I think that is very good question. I don’t know much about thermal LBE but I think there are arguably two approaches, but perhaps only one of them is practical. (As always I may well be wrong so I hope others can correct me.)
One method is to use an MRT-type scheme with an extended velocity set to get the correct energy equation (D2Q9 is not sufficient). I think this becomes quite difficult, if at all possible, and it is unclear if there are any benefits.
The other way is to couple an LBE for the fluid flow with another LBE for the advection/diffususin of the temperature field. This is certainly a lot easier than the above as LBEs for passive scalars are nice and simple.
One thing to be aware of is if you use an LBE for the temperature field, a full Chapman-Enskog expansion will reveal error terms which I think are order Ma^2, but I’m not sure (It may be that they are Ma^3 when the velocity is constant and Ma^2 otherwise, I can’t remember). This can be implemented with a 4-velocity square lattice (which is cheaper), but I think the D2Q9 will have a positive effect on the error terms.
Is it better to use LBE or FD here?
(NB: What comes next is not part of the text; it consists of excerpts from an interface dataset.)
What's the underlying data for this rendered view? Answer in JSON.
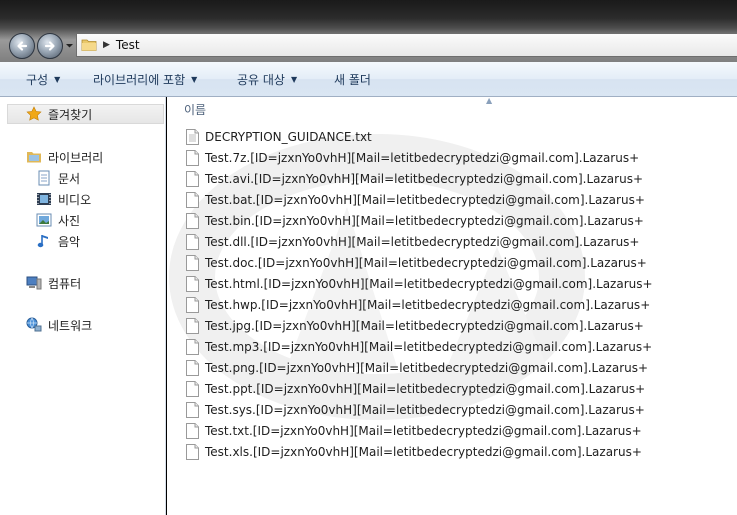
{
  "address": {
    "path": "Test"
  },
  "toolbar": {
    "organize": "구성",
    "include_library": "라이브러리에 포함",
    "share_with": "공유 대상",
    "new_folder": "새 폴더"
  },
  "nav": {
    "favorites": "즐겨찾기",
    "libraries": "라이브러리",
    "documents": "문서",
    "videos": "비디오",
    "pictures": "사진",
    "music": "음악",
    "computer": "컴퓨터",
    "network": "네트워크"
  },
  "column": {
    "name": "이름"
  },
  "files": [
    "DECRYPTION_GUIDANCE.txt",
    "Test.7z.[ID=jzxnYo0vhH][Mail=letitbedecryptedzi@gmail.com].Lazarus+",
    "Test.avi.[ID=jzxnYo0vhH][Mail=letitbedecryptedzi@gmail.com].Lazarus+",
    "Test.bat.[ID=jzxnYo0vhH][Mail=letitbedecryptedzi@gmail.com].Lazarus+",
    "Test.bin.[ID=jzxnYo0vhH][Mail=letitbedecryptedzi@gmail.com].Lazarus+",
    "Test.dll.[ID=jzxnYo0vhH][Mail=letitbedecryptedzi@gmail.com].Lazarus+",
    "Test.doc.[ID=jzxnYo0vhH][Mail=letitbedecryptedzi@gmail.com].Lazarus+",
    "Test.html.[ID=jzxnYo0vhH][Mail=letitbedecryptedzi@gmail.com].Lazarus+",
    "Test.hwp.[ID=jzxnYo0vhH][Mail=letitbedecryptedzi@gmail.com].Lazarus+",
    "Test.jpg.[ID=jzxnYo0vhH][Mail=letitbedecryptedzi@gmail.com].Lazarus+",
    "Test.mp3.[ID=jzxnYo0vhH][Mail=letitbedecryptedzi@gmail.com].Lazarus+",
    "Test.png.[ID=jzxnYo0vhH][Mail=letitbedecryptedzi@gmail.com].Lazarus+",
    "Test.ppt.[ID=jzxnYo0vhH][Mail=letitbedecryptedzi@gmail.com].Lazarus+",
    "Test.sys.[ID=jzxnYo0vhH][Mail=letitbedecryptedzi@gmail.com].Lazarus+",
    "Test.txt.[ID=jzxnYo0vhH][Mail=letitbedecryptedzi@gmail.com].Lazarus+",
    "Test.xls.[ID=jzxnYo0vhH][Mail=letitbedecryptedzi@gmail.com].Lazarus+"
  ],
  "icons": {
    "back": "back-arrow-icon",
    "forward": "forward-arrow-icon",
    "folder": "folder-icon",
    "favorites": "star-icon",
    "libraries": "library-icon",
    "documents": "document-icon",
    "videos": "film-icon",
    "pictures": "picture-icon",
    "music": "music-note-icon",
    "computer": "computer-icon",
    "network": "network-icon",
    "file": "blank-file-icon",
    "text_file": "text-file-icon"
  },
  "colors": {
    "command_text": "#1e395b",
    "header_text": "#4c607a",
    "star": "#f0a818"
  }
}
This is the interesting bit and I’m not sure of the answer! If it were me, I’d use an LBE for both equations because I like to evaluate things on the same stencil, if possible, because we can subject them to the same analysis, and because we can implement them neatly and retain the LBE advantages. However, it may be the case that the FD scheme is more accurate, because of the sources of error mentioned above (some of the multiphase people use a FD scheme for the phase field for similar reasons).
Perhaps someone else with experience in this field can shed some light?
One other quick point. In my opinion, LBE and FD are not as different as some of the literature suggests.
thanks for your answer! In the meantime I’ve read some stuff, and I found at least one item (Book of A.A.Mohammad) where it was pointed out, that Thermal LBM would need less timesteps compared with FD… ? Well, I’m not quite sure if this statement holds!?
Please, everyone is invited to send me his experience/feelings/… about this issue
Francois, both your implementation and the 2nd method mentioned by pleb01 fall under the category where an isothermal LBM scheme for fluid flow is coupled to the transport of temperature treated as a passive scalar. While this works for many flow situations, it seems to me inherently inconsistent at a deeper level to couple an “isothermal” LBM such as D2Q9 to temperature dynamics. This inconsistency will probably show up in highly compressible flows or large temperature variations, I am not sure. I’ll point out one specific issue: the speed of sound remains independent of temperature in such a coupled scheme. For example, if using D2Q9 for the fluid, cs^2 = c^2/3, no matter what the temperature is (note that c is the lattice speed which isn’t determined by the simulated tempr). In other words, the eqn of state is p=\rho c^2/ 3 and not p= \rho R T